Copy out each line of the data below in which "structured" appears.

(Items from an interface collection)
______________________________

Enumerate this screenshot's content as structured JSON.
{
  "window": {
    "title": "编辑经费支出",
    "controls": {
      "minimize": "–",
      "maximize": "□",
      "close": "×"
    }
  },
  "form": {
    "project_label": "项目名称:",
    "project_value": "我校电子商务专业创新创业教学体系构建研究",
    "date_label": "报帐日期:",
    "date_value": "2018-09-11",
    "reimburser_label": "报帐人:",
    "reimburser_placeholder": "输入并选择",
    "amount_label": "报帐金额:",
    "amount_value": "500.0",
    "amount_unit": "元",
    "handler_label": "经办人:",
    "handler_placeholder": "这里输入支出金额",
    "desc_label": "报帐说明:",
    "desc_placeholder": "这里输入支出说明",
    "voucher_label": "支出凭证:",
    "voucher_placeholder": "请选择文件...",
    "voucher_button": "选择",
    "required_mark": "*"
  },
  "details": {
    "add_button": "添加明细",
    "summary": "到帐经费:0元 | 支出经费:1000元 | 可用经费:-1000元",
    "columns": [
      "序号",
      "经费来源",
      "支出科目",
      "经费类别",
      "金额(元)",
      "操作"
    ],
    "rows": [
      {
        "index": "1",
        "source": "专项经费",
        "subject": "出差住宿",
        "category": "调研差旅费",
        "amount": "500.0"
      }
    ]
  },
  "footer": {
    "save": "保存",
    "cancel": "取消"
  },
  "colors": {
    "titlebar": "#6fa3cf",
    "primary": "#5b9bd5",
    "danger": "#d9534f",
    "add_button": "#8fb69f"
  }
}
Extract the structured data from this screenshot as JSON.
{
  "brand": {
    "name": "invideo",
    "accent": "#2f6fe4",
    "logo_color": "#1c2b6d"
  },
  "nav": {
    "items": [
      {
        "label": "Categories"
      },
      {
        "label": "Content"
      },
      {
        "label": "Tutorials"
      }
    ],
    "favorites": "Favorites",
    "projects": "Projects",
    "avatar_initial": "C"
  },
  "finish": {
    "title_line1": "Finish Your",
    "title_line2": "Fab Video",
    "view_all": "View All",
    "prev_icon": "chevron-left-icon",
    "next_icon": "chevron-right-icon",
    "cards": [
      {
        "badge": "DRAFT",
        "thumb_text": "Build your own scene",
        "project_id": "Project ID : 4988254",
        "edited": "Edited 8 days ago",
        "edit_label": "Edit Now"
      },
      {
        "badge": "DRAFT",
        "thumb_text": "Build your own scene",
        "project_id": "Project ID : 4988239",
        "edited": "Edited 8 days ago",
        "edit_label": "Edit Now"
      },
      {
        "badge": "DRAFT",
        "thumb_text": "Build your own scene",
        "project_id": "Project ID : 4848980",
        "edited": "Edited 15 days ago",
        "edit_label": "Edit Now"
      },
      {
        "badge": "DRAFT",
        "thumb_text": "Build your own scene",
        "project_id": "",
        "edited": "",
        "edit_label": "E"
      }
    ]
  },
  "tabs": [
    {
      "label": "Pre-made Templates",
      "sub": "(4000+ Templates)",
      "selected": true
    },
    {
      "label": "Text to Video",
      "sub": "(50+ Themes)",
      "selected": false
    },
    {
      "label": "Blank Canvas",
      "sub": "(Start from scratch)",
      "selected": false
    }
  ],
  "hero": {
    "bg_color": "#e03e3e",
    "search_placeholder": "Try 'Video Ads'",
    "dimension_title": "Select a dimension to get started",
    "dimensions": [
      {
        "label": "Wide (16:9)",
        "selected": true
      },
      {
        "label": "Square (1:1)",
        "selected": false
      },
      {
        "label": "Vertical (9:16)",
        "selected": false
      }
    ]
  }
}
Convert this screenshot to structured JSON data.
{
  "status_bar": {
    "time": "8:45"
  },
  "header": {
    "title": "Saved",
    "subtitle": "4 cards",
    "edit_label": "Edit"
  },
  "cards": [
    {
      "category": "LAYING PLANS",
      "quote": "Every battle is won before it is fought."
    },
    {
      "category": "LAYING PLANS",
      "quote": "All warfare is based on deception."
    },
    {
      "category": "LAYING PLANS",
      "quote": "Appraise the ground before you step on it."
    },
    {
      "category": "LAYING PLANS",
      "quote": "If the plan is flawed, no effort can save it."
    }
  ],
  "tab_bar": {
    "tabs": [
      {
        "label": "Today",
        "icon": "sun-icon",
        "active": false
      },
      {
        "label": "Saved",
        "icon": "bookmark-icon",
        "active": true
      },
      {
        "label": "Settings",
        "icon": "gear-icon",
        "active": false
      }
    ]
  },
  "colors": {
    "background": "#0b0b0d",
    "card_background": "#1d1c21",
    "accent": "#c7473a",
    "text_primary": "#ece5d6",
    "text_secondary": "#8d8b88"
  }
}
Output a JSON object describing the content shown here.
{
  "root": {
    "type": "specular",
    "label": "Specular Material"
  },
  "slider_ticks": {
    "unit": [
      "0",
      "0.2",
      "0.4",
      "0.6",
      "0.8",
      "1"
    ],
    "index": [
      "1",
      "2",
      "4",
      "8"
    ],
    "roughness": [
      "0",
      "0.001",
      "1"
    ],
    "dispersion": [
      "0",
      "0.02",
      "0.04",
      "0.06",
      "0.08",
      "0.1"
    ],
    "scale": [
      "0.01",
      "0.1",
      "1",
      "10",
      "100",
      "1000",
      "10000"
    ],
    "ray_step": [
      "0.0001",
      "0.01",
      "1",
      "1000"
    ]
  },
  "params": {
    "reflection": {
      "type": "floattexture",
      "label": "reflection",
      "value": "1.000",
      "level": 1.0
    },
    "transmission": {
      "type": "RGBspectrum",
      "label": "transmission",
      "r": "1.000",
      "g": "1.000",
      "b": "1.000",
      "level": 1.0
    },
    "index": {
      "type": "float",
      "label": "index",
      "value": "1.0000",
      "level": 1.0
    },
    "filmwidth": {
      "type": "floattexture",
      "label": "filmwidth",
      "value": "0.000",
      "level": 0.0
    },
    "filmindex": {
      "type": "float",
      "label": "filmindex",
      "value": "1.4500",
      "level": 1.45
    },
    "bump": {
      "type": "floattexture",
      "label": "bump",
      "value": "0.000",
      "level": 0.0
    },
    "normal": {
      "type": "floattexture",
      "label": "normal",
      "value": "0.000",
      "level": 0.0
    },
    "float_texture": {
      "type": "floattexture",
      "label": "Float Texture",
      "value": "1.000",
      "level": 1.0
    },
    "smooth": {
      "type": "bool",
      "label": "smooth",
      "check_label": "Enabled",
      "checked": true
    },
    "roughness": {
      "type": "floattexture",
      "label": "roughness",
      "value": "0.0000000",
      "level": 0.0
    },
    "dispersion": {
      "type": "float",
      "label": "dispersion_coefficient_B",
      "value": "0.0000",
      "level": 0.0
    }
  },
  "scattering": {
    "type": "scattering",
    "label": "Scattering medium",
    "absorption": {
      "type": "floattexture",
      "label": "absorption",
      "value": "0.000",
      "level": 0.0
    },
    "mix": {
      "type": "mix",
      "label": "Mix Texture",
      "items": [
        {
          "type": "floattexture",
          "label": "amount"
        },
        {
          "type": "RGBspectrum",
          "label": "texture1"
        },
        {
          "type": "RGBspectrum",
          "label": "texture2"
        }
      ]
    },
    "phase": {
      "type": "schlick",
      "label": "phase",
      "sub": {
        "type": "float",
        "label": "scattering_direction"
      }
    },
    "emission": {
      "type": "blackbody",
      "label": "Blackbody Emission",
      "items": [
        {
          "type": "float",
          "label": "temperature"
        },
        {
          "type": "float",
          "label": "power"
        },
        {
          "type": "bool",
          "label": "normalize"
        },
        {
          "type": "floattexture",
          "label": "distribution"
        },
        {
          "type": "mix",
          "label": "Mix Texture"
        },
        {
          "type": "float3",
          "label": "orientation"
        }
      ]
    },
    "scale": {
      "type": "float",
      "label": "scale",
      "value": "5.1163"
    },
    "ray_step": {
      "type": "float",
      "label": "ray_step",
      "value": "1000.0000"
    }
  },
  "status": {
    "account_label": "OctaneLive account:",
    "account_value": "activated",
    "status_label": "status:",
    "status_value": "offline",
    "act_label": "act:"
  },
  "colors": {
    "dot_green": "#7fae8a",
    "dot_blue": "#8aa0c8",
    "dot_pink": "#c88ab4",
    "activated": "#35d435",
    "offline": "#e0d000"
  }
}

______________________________

Exercise output:
Enumerate this screenshot's content as structured JSON.
Extract the structured data from this screenshot as JSON.
Convert this screenshot to structured JSON data.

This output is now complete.